Performance consequences have been long established when humans multitask. This research concerns the impact of distraction on the attentional shifts during a task that underlies many cognitive processes and everyday tasks, searching for a target item among non-target items (e.g., scanning the road for potential collisions). There is evidence that increasing the mental workload by introducing additional tasks influences our ability to search our environment or interferes with processing fixated information. In the current studies, I aimed to evaluate the changes in gaze behaviors during visual search to evaluate how multitasking impairs our attentional processes. Participants completed a visual search task (search for a target T among distractor L's) while wearing a heads-up display (Google Glass) which displays an unrelated word during the dual task condition, while the control condition required participants to complete the search task without distraction. The changes in oculomotor behavior were observed in four experiments: (1) evaluating general oculomotor behavior during distraction, (2) masking the display onset of the secondary information during an eye movement to reduce the possibility of distraction from the word appearing, (3) removing any occlusion of stimuli from the heads-up display by having no visual overlap of the two tasks, and (4) evaluating whether oculomotor behaviors were similar to previous results when the nature of the distracting task changes in sensory modality. Participants typically took longer to respond when distracted, except for when the word onset was masked and the word was present auditorily. Oculomotor results indicated an increase in fixation durations (occasionally for the initial saccade latency as well) and a reduction of target fixations when participants were distracted by secondary information. These results suggest that secondary visual information can impact how humans search their environment in a fashion which increases their time to respond and impacts selective visual processing.

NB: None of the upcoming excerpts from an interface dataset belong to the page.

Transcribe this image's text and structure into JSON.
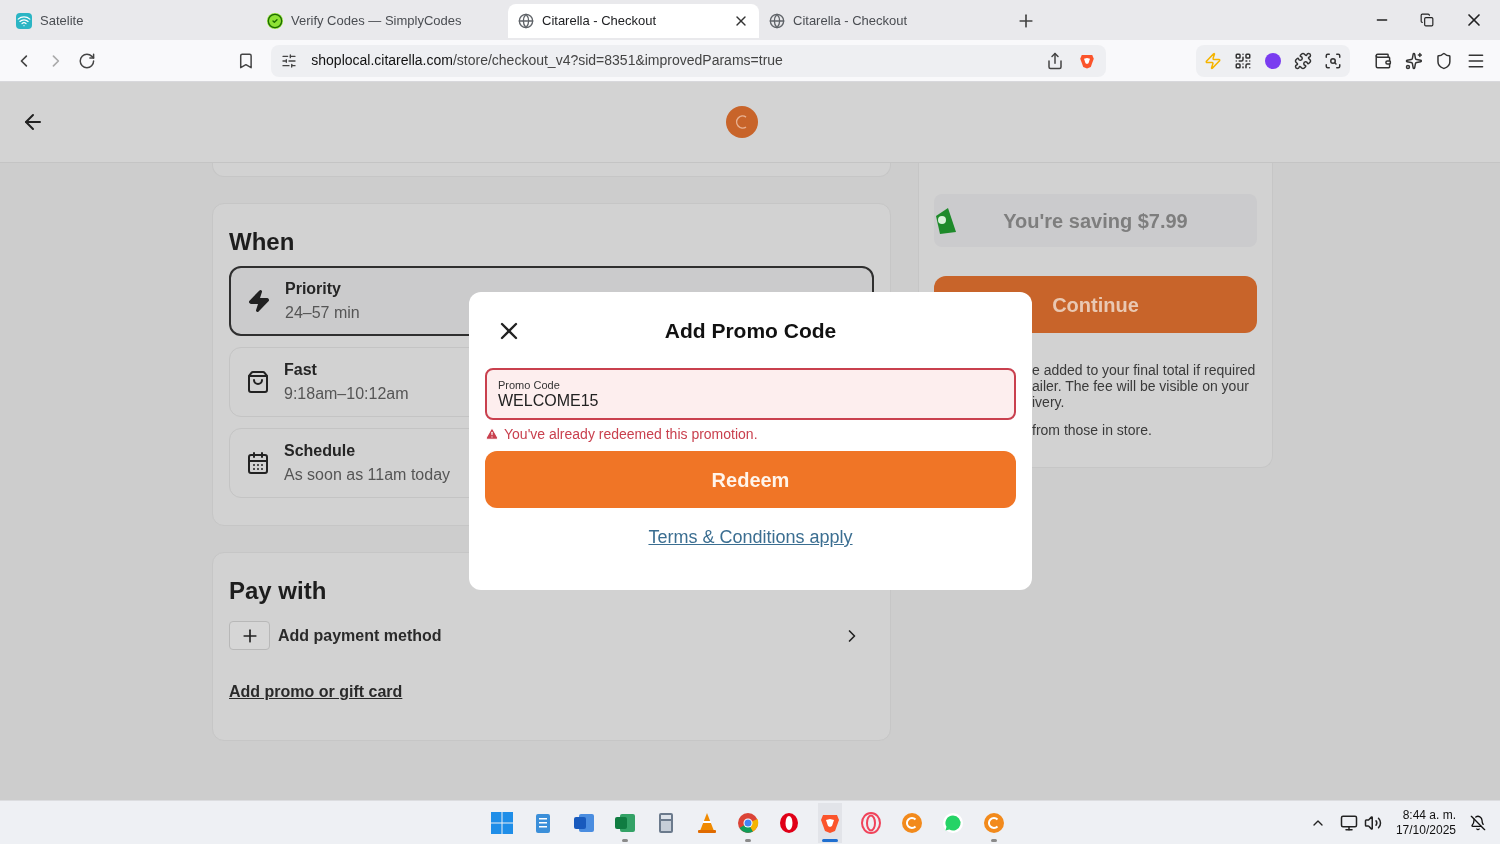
{
  "browser": {
    "tabs": [
      {
        "title": "Satelite",
        "selected": false
      },
      {
        "title": "Verify Codes — SimplyCodes",
        "selected": false
      },
      {
        "title": "Citarella - Checkout",
        "selected": true
      },
      {
        "title": "Citarella - Checkout",
        "selected": false
      }
    ],
    "url_host": "shoplocal.citarella.com",
    "url_path": "/store/checkout_v4?sid=8351&improvedParams=true"
  },
  "when": {
    "title": "When",
    "options": [
      {
        "title": "Priority",
        "subtitle": "24–57 min",
        "selected": true
      },
      {
        "title": "Fast",
        "subtitle": "9:18am–10:12am",
        "selected": false
      },
      {
        "title": "Schedule",
        "subtitle": "As soon as 11am today",
        "selected": false
      }
    ]
  },
  "pay_with": {
    "title": "Pay with",
    "add_payment": "Add payment method",
    "promo_link": "Add promo or gift card"
  },
  "summary": {
    "saving": "You're saving $7.99",
    "continue": "Continue",
    "notes": [
      [
        "e added to your final total if required",
        "ailer. The fee will be visible on your",
        "ivery."
      ],
      [
        "from those in store."
      ]
    ]
  },
  "modal": {
    "title": "Add Promo Code",
    "field_label": "Promo Code",
    "value": "WELCOME15",
    "error": true,
    "error_text": "You've already redeemed this promotion.",
    "button": "Redeem",
    "terms": "Terms & Conditions apply"
  },
  "taskbar": {
    "apps": [
      {
        "open": false,
        "selected": false
      },
      {
        "open": false,
        "selected": false
      },
      {
        "open": true,
        "selected": false
      },
      {
        "open": false,
        "selected": false
      },
      {
        "open": false,
        "selected": false
      },
      {
        "open": true,
        "selected": false
      },
      {
        "open": false,
        "selected": false
      },
      {
        "open": true,
        "selected": true
      },
      {
        "open": false,
        "selected": false
      },
      {
        "open": false,
        "selected": false
      },
      {
        "open": false,
        "selected": false
      },
      {
        "open": true,
        "selected": false
      }
    ],
    "time": "8:44 a. m.",
    "date": "17/10/2025"
  }
}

If this is your thesis or dissertation, and want to learn how to access it or for more information about readership statistics, contact us at STARS@ucf.edu
Doctor of Philosophy (Ph.D.)
College of Sciences
Psychology; Human Factors Cognitive Psychology
Length of Campus-only Access
Doctoral Dissertation (Campus-only Access)
Lewis, Joanna, "Oculomotor Mechanisms Underlying Attentional Costs In Distracted Visual Search" (2018). Electronic Theses and Dissertations. 5892.